“I wanted to help out somebody who was homesick their first year,” he said.
Thinking about the past four years, he said, “I like all the choices I made, even the bad ones.”
Carrión became overwhelmed with multiple leadership positions and fell behind in his schoolwork. However, he still supports his decisions. Carrion realized, “but I don’t regret that. I love putting myself in a situation where I’m out of my comfort zone.”
Ohiomoba spent three years working with USC biologist Sergey Nuzhdin, analyzing the impact of drosophila in the expression and evolution of yeast phenotypes. During the summers, she participated in the USC Summer Programs as a residential advisor and mentored ambitious high school students. To learn more about the USC Summer Programs and other opportunites for high school students to get involved with USC, check out their website at http://summerprograms.usc.edu/.
She served the community surrounding USC by teaching Spanish-speaking preschoolers, tutored foster children in quantitative and comprehensive skills, led classes focused on ethics and human rights to students at the local high school and continued her volunteer work in Madrid during her semester abroad by giving English lessons to children with hearing disabilties. She also actively participated in the USC Keck Student Ambassadors, USC Helenes and the Saved by Grace Choir, in addition to many other extracurriculars.
To learn more about the multitude of student organizations and extracurricular opportunities at USC, go to the Campus Activities website: https://campusactivities.usc.edu/organizations/.
While it’s not necessary, many Gates Scholars find part-time jobs and use the extra funds to send financial help to their families back home.
“All these students are leaders,” Saldaña said. “It’s a burden and a gift. They put a lot of weight on their own shoulders.”
GMS and USC
Since it was established in 1999, the Gates Millennium Scholars Program has given out more than $1 billion to 20,000 low-income students. USC has been a partner school since the scholarship program started. Out of the first class of Gates Scholars, Fifty-two recipients joined the Trojan Family. The university continues to be a major supporter of GMS. This past year, USC was the home to 99 Gates Scholar— 72 undergraduates and 27 graduate students. Sixteen recently walked in May. 99.2 percent of GMS Trojan graduate with a bachelor degree.
Across the Nation, USC ranks:

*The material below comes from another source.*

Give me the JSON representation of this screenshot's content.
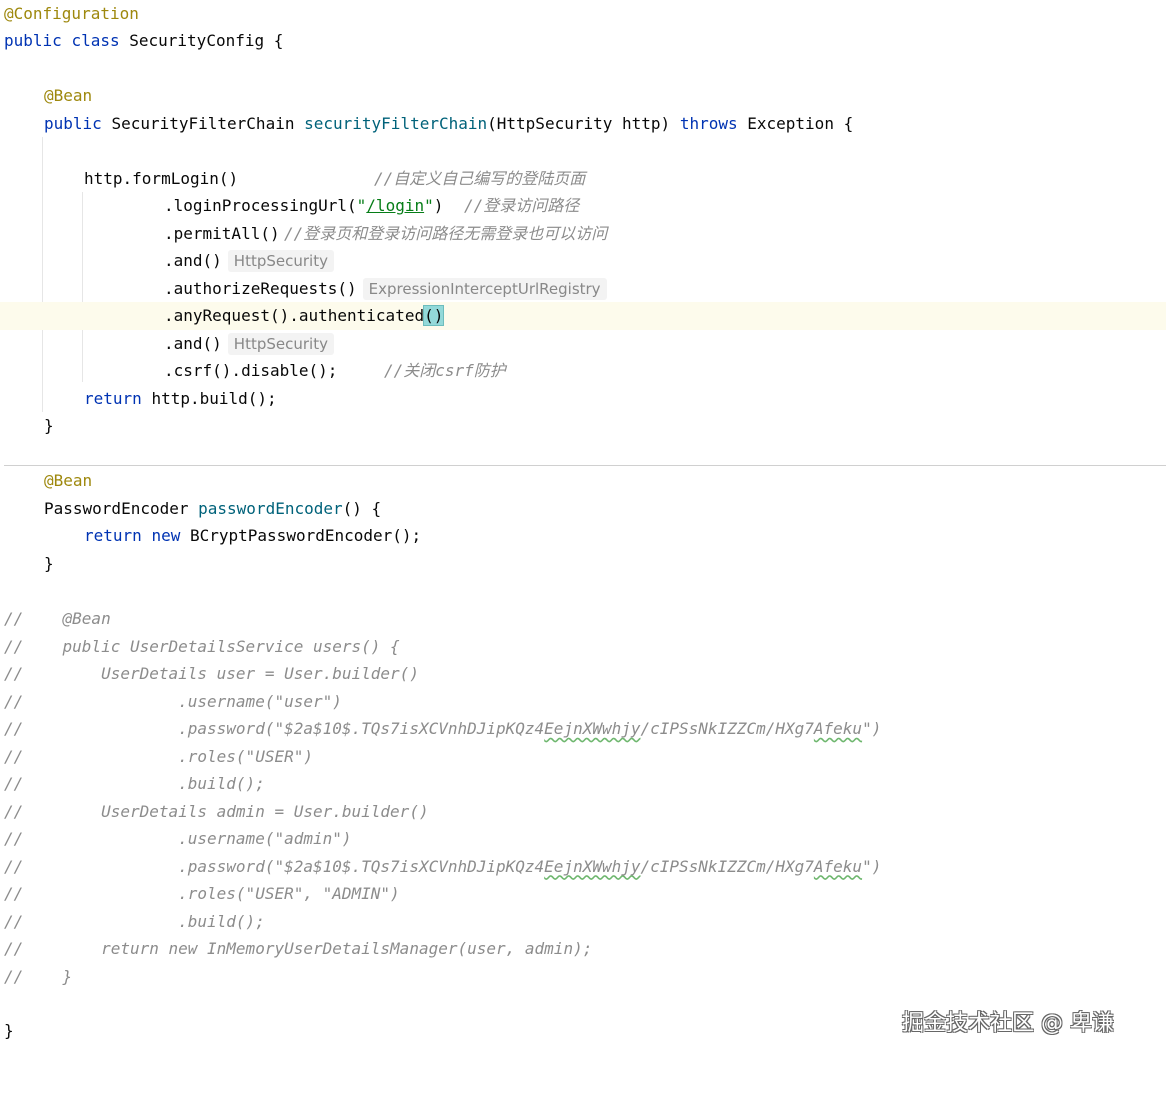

- Second in GMS-funded scholars earning master’s (81) and doctoral (16) degrees
• Fourth in scholars receiving the most funding ($19.6 million since 2000)
• Fifth in most current GMS scholars (99)
• Eighth in bachelor’s degrees earned (179)